Interface dataset entries:
::::
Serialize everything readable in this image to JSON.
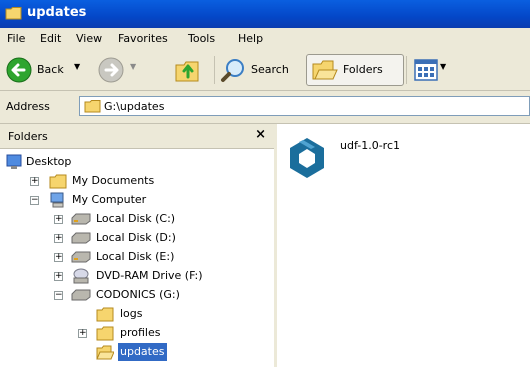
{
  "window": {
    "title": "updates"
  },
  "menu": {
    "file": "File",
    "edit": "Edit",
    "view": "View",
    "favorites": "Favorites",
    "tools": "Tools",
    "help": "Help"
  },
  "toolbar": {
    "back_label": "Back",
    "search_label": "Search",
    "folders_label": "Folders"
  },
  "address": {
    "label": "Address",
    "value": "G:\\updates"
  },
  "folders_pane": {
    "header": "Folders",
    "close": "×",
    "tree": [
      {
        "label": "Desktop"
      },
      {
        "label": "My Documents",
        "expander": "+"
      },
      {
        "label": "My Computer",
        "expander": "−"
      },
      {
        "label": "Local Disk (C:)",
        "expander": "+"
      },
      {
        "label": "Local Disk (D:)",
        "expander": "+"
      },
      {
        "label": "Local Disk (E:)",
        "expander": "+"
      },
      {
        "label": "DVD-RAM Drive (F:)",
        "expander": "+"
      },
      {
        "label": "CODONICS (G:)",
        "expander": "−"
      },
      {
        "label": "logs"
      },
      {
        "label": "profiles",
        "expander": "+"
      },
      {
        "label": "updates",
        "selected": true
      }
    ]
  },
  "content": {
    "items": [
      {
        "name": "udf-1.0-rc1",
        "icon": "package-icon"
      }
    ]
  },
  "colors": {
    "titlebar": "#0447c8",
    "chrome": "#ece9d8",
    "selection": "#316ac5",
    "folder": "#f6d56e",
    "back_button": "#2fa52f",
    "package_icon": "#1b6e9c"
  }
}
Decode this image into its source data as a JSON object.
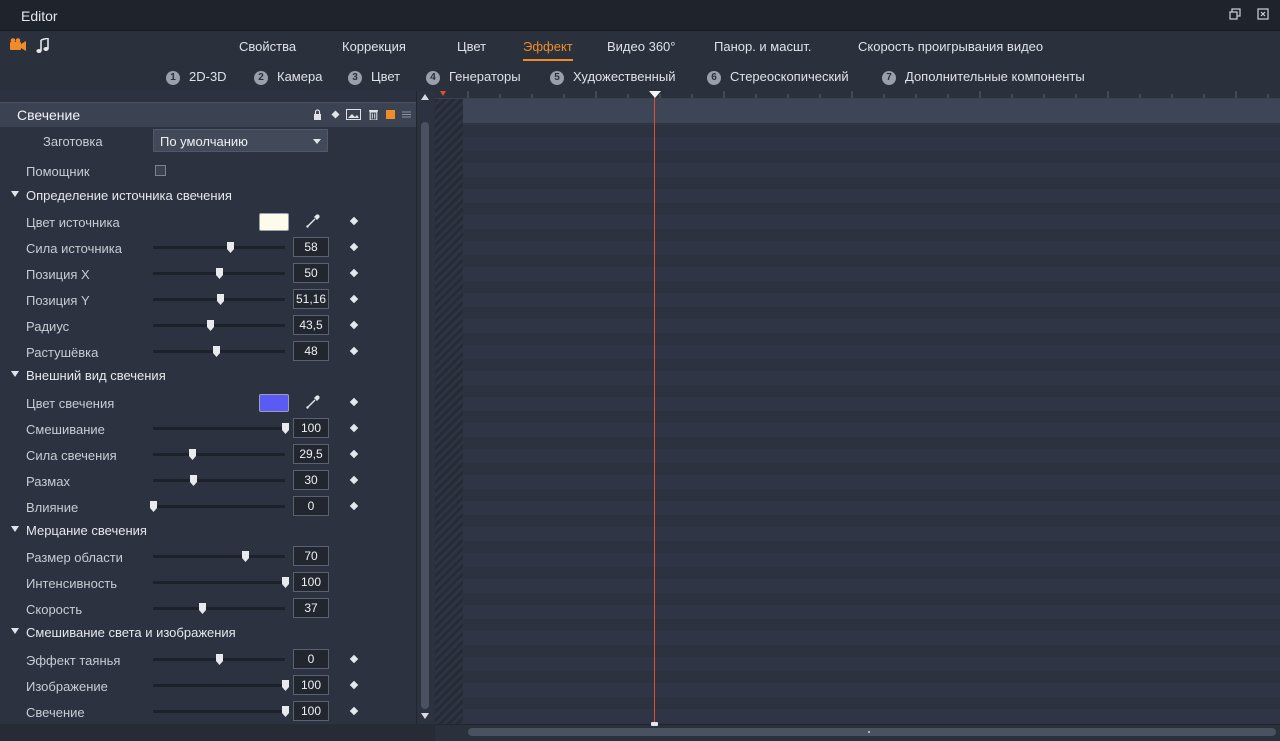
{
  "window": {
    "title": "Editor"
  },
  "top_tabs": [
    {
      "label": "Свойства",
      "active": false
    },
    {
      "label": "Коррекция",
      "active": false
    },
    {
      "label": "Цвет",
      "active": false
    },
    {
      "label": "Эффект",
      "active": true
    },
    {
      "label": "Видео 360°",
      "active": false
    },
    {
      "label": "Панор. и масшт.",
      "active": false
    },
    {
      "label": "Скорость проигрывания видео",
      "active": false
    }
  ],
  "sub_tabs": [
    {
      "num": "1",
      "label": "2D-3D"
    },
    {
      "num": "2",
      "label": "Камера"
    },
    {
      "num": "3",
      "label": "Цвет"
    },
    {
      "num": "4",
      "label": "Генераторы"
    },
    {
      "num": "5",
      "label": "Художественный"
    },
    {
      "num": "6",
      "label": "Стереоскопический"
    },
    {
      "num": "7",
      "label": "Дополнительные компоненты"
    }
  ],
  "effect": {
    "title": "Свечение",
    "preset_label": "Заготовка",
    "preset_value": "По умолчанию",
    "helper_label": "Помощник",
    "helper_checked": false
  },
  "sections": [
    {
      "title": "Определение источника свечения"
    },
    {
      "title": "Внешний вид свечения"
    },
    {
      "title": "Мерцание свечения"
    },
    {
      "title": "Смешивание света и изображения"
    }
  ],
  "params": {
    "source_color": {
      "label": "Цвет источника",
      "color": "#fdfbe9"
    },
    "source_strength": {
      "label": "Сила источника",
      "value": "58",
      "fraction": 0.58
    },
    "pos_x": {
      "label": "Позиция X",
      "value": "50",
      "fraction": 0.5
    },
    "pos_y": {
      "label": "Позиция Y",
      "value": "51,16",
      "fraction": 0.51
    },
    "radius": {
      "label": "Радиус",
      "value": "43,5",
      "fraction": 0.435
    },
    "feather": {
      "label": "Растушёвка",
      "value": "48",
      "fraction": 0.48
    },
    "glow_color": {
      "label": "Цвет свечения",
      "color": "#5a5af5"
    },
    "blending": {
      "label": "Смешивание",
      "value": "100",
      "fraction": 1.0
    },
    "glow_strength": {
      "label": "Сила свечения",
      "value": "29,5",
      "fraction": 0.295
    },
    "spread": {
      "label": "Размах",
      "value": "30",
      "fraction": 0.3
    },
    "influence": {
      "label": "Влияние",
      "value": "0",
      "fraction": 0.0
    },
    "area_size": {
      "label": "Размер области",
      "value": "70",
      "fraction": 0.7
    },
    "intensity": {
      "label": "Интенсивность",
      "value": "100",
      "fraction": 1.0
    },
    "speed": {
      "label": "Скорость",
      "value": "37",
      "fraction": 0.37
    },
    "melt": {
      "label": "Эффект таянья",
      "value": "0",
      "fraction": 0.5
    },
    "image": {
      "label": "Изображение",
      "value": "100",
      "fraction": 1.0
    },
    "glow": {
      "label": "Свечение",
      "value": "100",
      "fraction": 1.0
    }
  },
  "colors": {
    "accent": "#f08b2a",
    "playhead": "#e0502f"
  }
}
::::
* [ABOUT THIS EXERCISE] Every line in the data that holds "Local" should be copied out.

* [TASK ANSWER]
        "label": "Local Disk (C:)",
        "label": "Local Disk (D:)",
        "label": "Local Disk (E:)",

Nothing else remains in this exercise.